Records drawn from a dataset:

================

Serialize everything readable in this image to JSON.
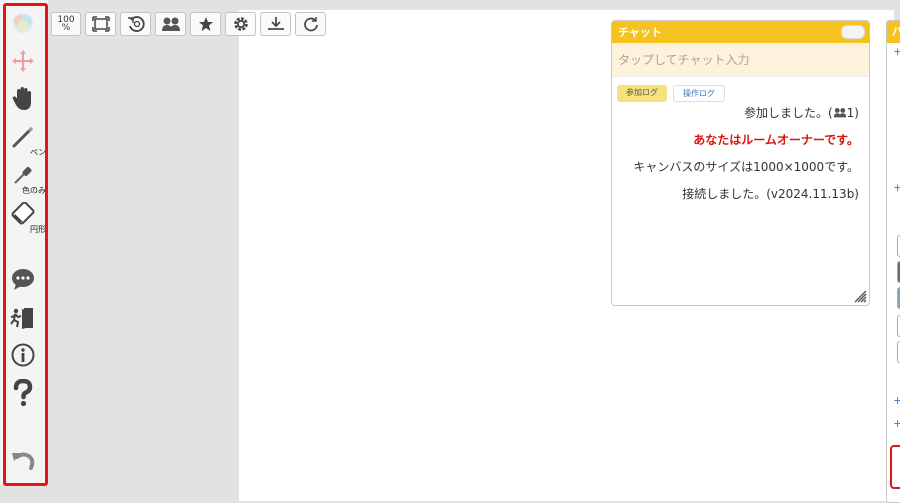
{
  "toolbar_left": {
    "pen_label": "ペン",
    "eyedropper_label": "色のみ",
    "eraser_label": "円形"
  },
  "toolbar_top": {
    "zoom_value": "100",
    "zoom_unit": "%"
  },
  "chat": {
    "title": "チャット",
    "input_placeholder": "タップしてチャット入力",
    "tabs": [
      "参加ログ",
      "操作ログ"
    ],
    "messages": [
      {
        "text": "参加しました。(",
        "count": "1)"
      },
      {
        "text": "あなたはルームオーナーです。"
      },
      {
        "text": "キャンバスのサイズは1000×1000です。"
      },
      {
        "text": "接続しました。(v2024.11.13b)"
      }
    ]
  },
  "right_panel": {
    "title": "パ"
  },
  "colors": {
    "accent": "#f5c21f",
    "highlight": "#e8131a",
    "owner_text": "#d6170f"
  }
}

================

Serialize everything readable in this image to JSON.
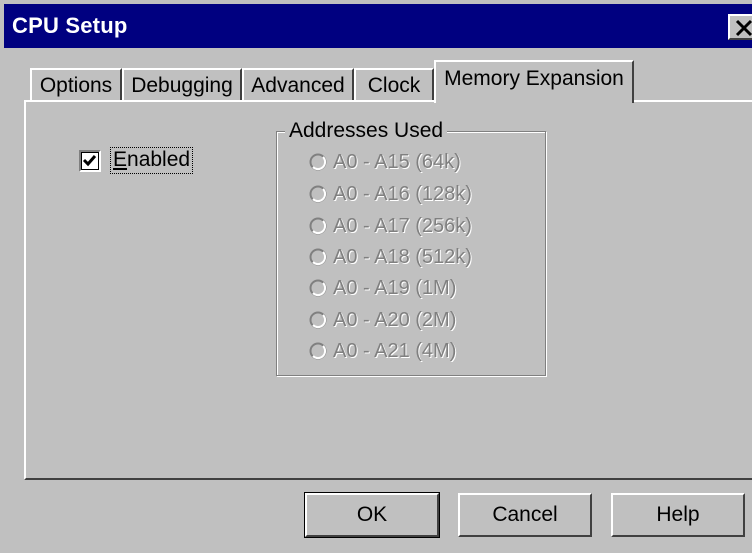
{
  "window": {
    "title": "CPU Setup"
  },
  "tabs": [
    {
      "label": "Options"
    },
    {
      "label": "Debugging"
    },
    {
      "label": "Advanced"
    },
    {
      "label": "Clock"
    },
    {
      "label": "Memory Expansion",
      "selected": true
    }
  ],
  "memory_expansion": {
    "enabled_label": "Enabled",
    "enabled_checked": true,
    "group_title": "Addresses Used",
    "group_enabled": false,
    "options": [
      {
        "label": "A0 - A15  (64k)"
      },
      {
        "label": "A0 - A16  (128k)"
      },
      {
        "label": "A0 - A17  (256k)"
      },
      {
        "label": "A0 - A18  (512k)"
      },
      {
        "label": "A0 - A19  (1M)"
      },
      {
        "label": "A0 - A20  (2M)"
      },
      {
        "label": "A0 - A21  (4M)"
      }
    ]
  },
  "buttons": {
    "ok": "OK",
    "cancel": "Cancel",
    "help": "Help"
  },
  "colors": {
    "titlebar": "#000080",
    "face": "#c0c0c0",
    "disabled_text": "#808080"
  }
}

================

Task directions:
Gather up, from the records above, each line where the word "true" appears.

Solution to the problem:
      "selected": true
    "enabled_checked": true,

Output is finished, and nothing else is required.